The resurgence of Colombia's coffee production is continuing, despite some dry weather in recent months, as replanted coffee trees mature.
In August Colombia, the world's second largest producer of arabica coffee, produced 1.26m bags, up 10% from the same time last year, according to data from the Colombian coffee growers' association Fedecafe.
Fedecafe maintained a production outlook of 12.5m-13,0m bags of coffee in 2015, which has been in place through the summer despite dry weather across some key growing regions.
The Colombian government has pinned hopes for 2015 production at 13m tonnes.
Dry weather fears
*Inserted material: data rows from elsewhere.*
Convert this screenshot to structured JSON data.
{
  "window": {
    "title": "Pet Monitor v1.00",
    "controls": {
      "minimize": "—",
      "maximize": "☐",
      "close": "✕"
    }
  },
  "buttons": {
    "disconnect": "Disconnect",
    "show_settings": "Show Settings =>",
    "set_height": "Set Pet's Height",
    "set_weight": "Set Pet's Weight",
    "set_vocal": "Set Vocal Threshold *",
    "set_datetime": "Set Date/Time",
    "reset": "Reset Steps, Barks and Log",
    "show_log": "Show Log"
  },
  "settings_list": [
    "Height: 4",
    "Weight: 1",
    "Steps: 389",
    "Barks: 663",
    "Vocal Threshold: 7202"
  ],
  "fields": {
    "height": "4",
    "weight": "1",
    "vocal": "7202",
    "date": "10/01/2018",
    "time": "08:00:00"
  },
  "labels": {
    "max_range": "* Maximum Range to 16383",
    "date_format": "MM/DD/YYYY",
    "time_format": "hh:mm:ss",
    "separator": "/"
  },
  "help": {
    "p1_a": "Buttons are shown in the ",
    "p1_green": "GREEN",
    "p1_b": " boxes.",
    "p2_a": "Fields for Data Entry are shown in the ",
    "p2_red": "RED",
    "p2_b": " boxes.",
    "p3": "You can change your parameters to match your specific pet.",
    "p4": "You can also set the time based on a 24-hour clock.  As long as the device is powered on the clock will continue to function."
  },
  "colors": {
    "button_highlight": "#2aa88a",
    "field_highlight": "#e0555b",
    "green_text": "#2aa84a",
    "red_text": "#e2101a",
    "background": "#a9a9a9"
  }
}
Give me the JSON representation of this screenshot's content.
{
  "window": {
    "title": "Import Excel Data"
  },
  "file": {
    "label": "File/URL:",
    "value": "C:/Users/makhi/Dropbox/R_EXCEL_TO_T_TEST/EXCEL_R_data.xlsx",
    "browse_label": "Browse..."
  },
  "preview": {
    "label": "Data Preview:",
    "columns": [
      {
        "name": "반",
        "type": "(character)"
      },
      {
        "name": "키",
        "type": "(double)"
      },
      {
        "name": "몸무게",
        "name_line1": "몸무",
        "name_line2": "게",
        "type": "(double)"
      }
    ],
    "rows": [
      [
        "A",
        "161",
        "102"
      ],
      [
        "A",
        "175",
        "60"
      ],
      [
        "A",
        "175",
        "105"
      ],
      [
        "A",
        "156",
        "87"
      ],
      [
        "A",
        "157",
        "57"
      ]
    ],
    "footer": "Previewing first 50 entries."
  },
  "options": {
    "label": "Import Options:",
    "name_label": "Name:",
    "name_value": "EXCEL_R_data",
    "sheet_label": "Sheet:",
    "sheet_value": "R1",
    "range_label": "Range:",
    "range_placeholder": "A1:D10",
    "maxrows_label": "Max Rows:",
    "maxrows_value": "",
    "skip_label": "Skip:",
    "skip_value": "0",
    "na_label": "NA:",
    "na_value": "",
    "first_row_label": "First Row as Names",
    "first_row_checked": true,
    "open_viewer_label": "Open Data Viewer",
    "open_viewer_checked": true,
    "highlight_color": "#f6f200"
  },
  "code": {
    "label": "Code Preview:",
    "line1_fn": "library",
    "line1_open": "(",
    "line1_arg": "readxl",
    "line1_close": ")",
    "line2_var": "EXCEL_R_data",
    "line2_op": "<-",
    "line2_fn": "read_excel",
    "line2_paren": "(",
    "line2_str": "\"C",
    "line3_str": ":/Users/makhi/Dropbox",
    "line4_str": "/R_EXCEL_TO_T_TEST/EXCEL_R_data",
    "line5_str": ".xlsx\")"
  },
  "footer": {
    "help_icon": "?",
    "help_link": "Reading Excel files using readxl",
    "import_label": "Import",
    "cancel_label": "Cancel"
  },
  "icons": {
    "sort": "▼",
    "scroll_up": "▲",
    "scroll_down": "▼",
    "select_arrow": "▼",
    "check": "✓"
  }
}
In August forecaster MDA Weather Services reported that the southern part of Colombia's coffee belt had seen only 15% of normal rainfall over the past two months, with 30% of normal rains in the north.
Dryness in Columbia is associated with the El Nino effect, with this years event one of the strongest on record.
Dryness in the coffee belt threatens a key production period in last three months of the year, although due to its mountainous landscape and tropical location, Columbia can produces coffee year round, with different crops at the various altitudes.
Last month coffee-trading house Volcafe maintained its forecast of 12.5 bags in 2014-2015, and 13m bags in 2015-2016, but warned of the need for rains.
"The lower than average rainfall has not yet impacted yields, but rains in the coming weeks will be important for the coming production," Volcafe said.
But the effects of dryness are being offset by the large number of new coffee trees reaching reproductive age.
Colombian production has been rebounding after a large scale replanting programme, that was bought in to replace existing trees with new disease resistant varieties.
The replanting was prompted by the spread of "rust", a fungal disease that devastated harvests in 2013.
The country-wide replanting programme lead to fall in production as mature trees were uprooted.
But with large areas of trees now reaching reproductive age, Colombian production has rebounding.
"Colombia has been producing very high volumes," Carlos Mera, senior analyst at Rabobank told Agrimoney.com.
It has been dry," he noted, "and it will probably affect the crop next year a little bit".
But Mr Mera said that as new areas came into production, they would "offset the drought in the last few months".